Barriers on a road leading to a quarantined area inside the Dharavi slum. Photograph: Indranil Mukherjee/AFP via Getty Images

“For the slum-dwellers it is very difficult to stay safe from a coronavirus-infected neighbour in this incredibly congested slum of Dharavi,” said Khan. “When five people have already tested positive for the virus, there must be many more people around who are already infected. We know that many people carrying the virus remain asymptomatic, but still continue to spread the infection.”

He added: “In Dharavi, 99% of the residents do not have their private toilets and they use public toilets. One seat of a public toilet is used by 50 or 60 slum-dwellers daily. There is a very high possibility that the infection of coronavirus is spreading or has already spread through these public toilets.”

Overall Mumbai has one of the highest concentrations of coronavirus cases in the country and on Monday, three doctors and 26 nurses of Wockhardt hospital in Mumbai tested positive, bringing the total number of cases in the state of Maharashtra to 809.

Within Dharavi, fear has already begun to take hold. Mohammad Shafi Alam Shaikh, 53, who trades in school bags and lives in the MP Nagar area of Dharavi along with his wife and four children, said many people were very scared about the “new disease”.

Shanty-town homes in Dharavi during the quarantine.
Shanty-town homes in Dharavi during the quarantine. Photograph: Rajanish Kakade/AP

“Many of my neighbours are very nervous and staying indoors,” he said. “They are coming out of their homes only to use public toilets. All of them say that it is very difficult to escape the infection in such congested slums. They all are afraid of being infected.”

Many mosques in the slum are using their public announcement system to spread awareness about Covid-19. But Shaikh said most of the advised measures for hand-washing and social distancing were an impossibility for the people of Dharavi.

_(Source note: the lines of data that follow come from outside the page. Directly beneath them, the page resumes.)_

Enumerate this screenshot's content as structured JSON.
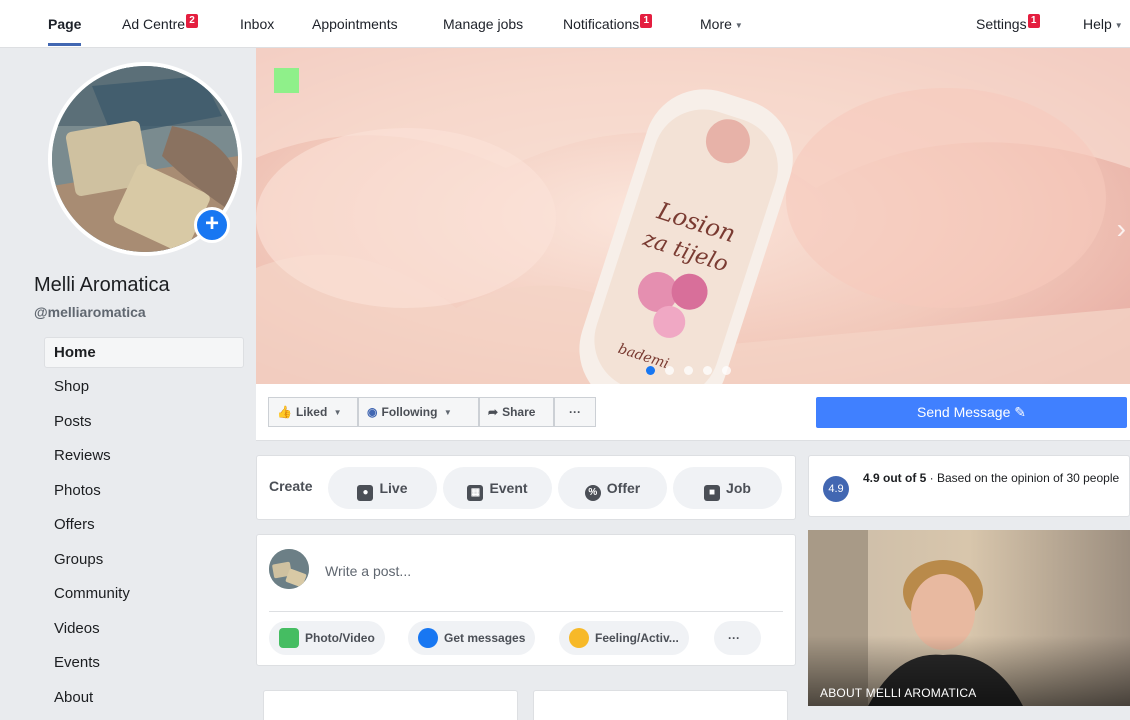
{
  "nav": {
    "items": [
      {
        "label": "Page"
      },
      {
        "label": "Ad Centre",
        "badge": "2"
      },
      {
        "label": "Inbox"
      },
      {
        "label": "Appointments"
      },
      {
        "label": "Manage jobs"
      },
      {
        "label": "Notifications",
        "badge": "1"
      },
      {
        "label": "More"
      }
    ],
    "settings": {
      "label": "Settings",
      "badge": "1"
    },
    "help": {
      "label": "Help"
    }
  },
  "page": {
    "name": "Melli Aromatica",
    "handle": "@melliaromatica"
  },
  "sidebar": {
    "items": [
      "Home",
      "Shop",
      "Posts",
      "Reviews",
      "Photos",
      "Offers",
      "Groups",
      "Community",
      "Videos",
      "Events",
      "About"
    ]
  },
  "cover": {
    "product_line1": "Losion",
    "product_line2": "za tijelo",
    "product_sub": "bademi"
  },
  "actions": {
    "liked": "Liked",
    "following": "Following",
    "share": "Share",
    "more": "···",
    "send_message": "Send Message"
  },
  "create": {
    "label": "Create",
    "buttons": [
      "Live",
      "Event",
      "Offer",
      "Job"
    ]
  },
  "composer": {
    "placeholder": "Write a post...",
    "chips": [
      "Photo/Video",
      "Get messages",
      "Feeling/Activ...",
      "···"
    ]
  },
  "rating": {
    "score": "4.9",
    "headline": "4.9 out of 5",
    "detail": " · Based on the opinion of 30 people"
  },
  "about": {
    "label": "ABOUT MELLI AROMATICA"
  },
  "colors": {
    "accent": "#4267b2",
    "send": "#4080ff",
    "badge": "#e41e3f"
  }
}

“Many people do not have food at home and so in search of provisions and food handouts, people are being forced to stay outside their homes for a long time. At places like ration shops and free food delivery points people are still gathering in big numbers,” said Shaikh. “So we are very afraid of a fast spread of the virus.”